The new British government's figure of 600 seats for the whole of the House of Commons is enirely arbitrary, as is the decision to allow the outlying Scottish islands four or five times the level of representation of the country, but at least it is a political decision rather than an accidental consequence of other processes.

July Books 5) In The Shadows, by Joseph Lidster

I drove to the Hague and back yesterday afternoon - normally I would go by rail without hesitation, but it was such a hot day that I decided I would prefer to be in control of my own air-conditioning than subject myself to the whims of the train's electrical system. This gave me quite a long period of audiobook listening (it took about two and a half hours each way), and since I'm still eagerly waiting for The Guardian of the Solar System to appear on the Big Finish website, I dug into the archives and found this Torchwood story - set mostly during early Season 2 (after Jack's return from the end of the universe but before Gwen's wedding) but told in flashback from between Seasons 2 and 3. (I also started on a Tenth Doctor audiobook, but more on that when I finish it.)

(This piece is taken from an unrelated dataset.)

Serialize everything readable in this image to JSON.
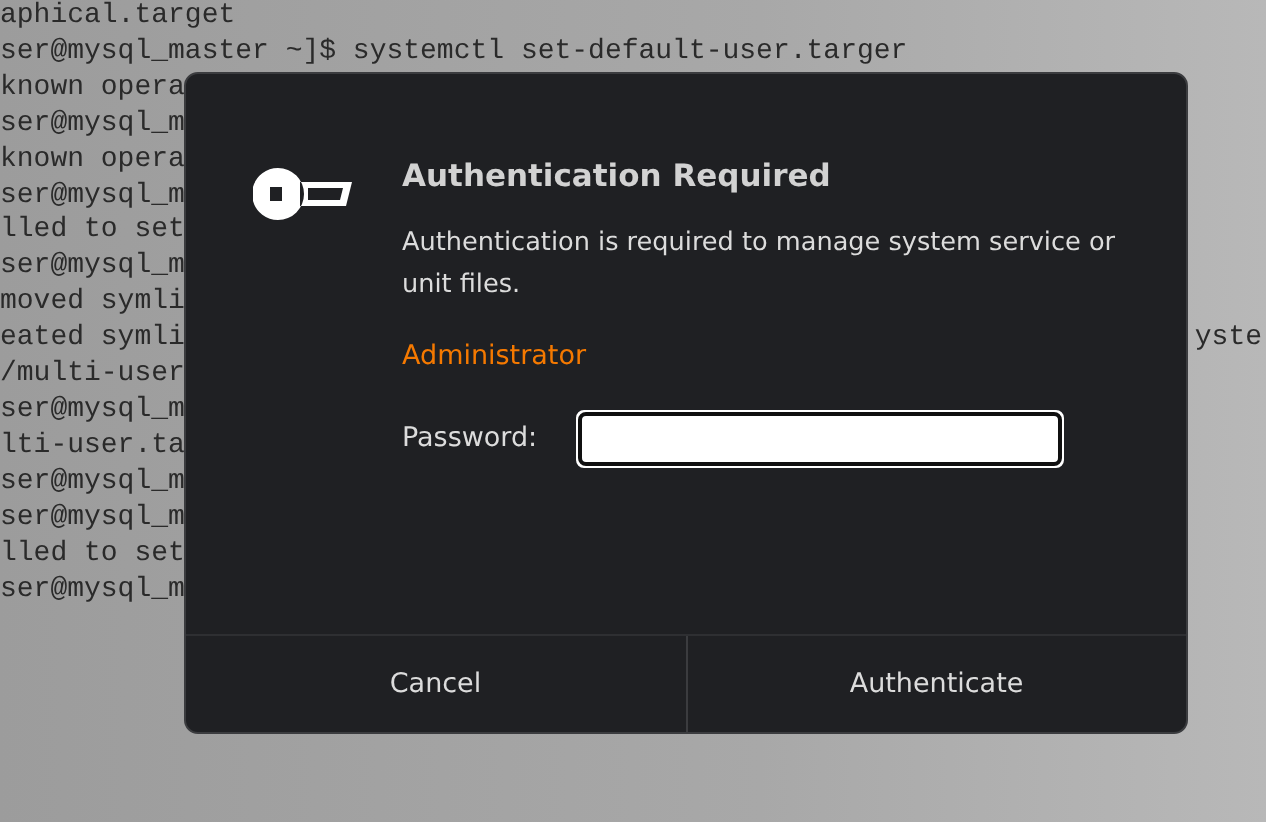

It's rather good: a classic horror story plot (spooky taxi driver who kills people by aging them to death) moored expertly in the Torchwood setting, with nice character moments for each of the team (especially Toshiko and PC Andy) and lots of continuity references to please the fans. Eve Myles has a lovely reading voice and does a decent impression of Jack, and indeed of the others as well. If you liked Torchwood in the old days you'll like this.